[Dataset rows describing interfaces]
((

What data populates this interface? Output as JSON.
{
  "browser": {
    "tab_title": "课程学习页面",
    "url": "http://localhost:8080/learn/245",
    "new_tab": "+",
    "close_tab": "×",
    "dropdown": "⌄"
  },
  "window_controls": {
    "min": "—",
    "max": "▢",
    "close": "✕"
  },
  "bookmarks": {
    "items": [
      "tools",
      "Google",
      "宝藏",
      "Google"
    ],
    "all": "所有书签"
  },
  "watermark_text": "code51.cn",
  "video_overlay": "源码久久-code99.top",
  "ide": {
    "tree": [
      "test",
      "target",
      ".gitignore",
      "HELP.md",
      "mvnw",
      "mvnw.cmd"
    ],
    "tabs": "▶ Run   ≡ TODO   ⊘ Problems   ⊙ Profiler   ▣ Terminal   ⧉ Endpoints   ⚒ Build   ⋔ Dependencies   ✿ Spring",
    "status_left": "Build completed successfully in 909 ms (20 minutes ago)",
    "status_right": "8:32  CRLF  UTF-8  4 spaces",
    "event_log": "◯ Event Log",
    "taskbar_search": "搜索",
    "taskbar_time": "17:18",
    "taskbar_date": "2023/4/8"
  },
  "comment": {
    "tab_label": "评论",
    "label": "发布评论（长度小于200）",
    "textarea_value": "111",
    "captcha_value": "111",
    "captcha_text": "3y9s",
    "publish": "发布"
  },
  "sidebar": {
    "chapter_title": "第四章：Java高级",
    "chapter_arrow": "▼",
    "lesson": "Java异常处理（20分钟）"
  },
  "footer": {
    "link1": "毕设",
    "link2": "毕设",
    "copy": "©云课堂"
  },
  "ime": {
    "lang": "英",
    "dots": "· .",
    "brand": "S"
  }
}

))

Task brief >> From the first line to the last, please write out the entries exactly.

Answer for the task >>
What data populates this interface? Output as JSON.
{
  "browser": {
    "tab_title": "课程学习页面",
    "url": "http://localhost:8080/learn/245",
    "new_tab": "+",
    "close_tab": "×",
    "dropdown": "⌄"
  },
  "window_controls": {
    "min": "—",
    "max": "▢",
    "close": "✕"
  },
  "bookmarks": {
    "items": [
      "tools",
      "Google",
      "宝藏",
      "Google"
    ],
    "all": "所有书签"
  },
  "watermark_text": "code51.cn",
  "video_overlay": "源码久久-code99.top",
  "ide": {
    "tree": [
      "test",
      "target",
      ".gitignore",
      "HELP.md",
      "mvnw",
      "mvnw.cmd"
    ],
    "tabs": "▶ Run   ≡ TODO   ⊘ Problems   ⊙ Profiler   ▣ Terminal   ⧉ Endpoints   ⚒ Build   ⋔ Dependencies   ✿ Spring",
    "status_left": "Build completed successfully in 909 ms (20 minutes ago)",
    "status_right": "8:32  CRLF  UTF-8  4 spaces",
    "event_log": "◯ Event Log",
    "taskbar_search": "搜索",
    "taskbar_time": "17:18",
    "taskbar_date": "2023/4/8"
  },
  "comment": {
    "tab_label": "评论",
    "label": "发布评论（长度小于200）",
    "textarea_value": "111",
    "captcha_value": "111",
    "captcha_text": "3y9s",
    "publish": "发布"
  },
  "sidebar": {
    "chapter_title": "第四章：Java高级",
    "chapter_arrow": "▼",
    "lesson": "Java异常处理（20分钟）"
  },
  "footer": {
    "link1": "毕设",
    "link2": "毕设",
    "copy": "©云课堂"
  },
  "ime": {
    "lang": "英",
    "dots": "· .",
    "brand": "S"
  }
}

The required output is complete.